Richard Fine has an excellent blog post discussing why it's time to stop using Subversion. I was struck by the similarities between his reasons for leaving SVN in the dust and mine:
- committing == publishing
- reliance on a central server
- filesystem operations
It's worth reading his comments on each, and I wondered if he and I ended up switching to the same VCS - and if so, whether we did so for the same reasons. Well, it turns out to be the case: Richard is now using Git, but was initially wary:
When I first heard about Git, I didn’t really get it. Distributed version control seemed like a really bad idea – who’s copy of the code is authoritative? If bugs are logged against a particular build, how do you track down the code that was used to create it? The loss of things like sequential revision numbers seemed like a big drawback. And branching wasn’t something I ever used in Subversion, so I didn’t see why I should care about it in Git.
When I first picked up Git, I didn't understand how a distributed system worked. As unhappy as I was with relying on a central Subversion server, I didn't see how exchanging patches between peers would work well, and I didn't understand how an authoritative repository emerged from the network of peers. Well, I've gotten over that, and the other misgivings Richard mentions. But there was one issue I had which he doesn't mention: Subversion lets you check out part of the source tree; Git doesn't.
In the past, this capability has been really useful for setting up MediaWiki, and I imagine it would work for other web applications as well where all you really need is the tree of files. This makes upgrading trivial - svn up and run an update script and you're done, typically.
Git explicitly does not support partial checkouts. Not only that, they don't apologize for it, and fail to understand the utility. I hope this has changed recently - it looks like there might have been some movement in that direction with "shallow clone" and "sparse checkout" but it isn't clear to me that these can do what SVN used to do for this use case.
Git's interface has vastly improved since the early days, but the interface isn't the only thing that needs improvement.

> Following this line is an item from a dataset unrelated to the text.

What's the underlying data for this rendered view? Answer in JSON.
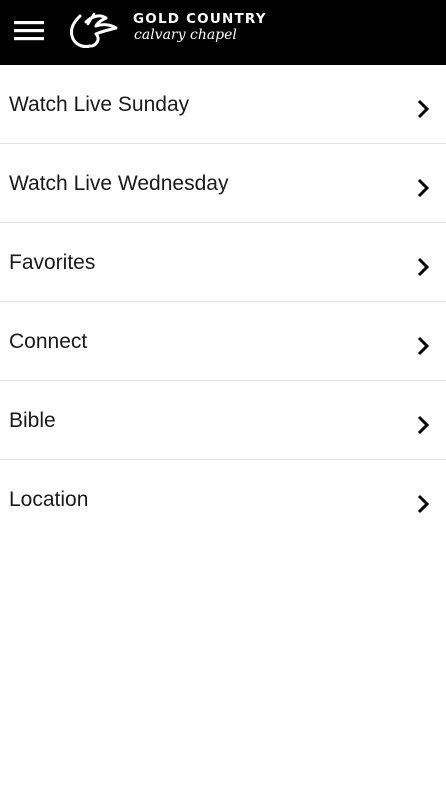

Explicitly supporting common use cases should be a priority as well.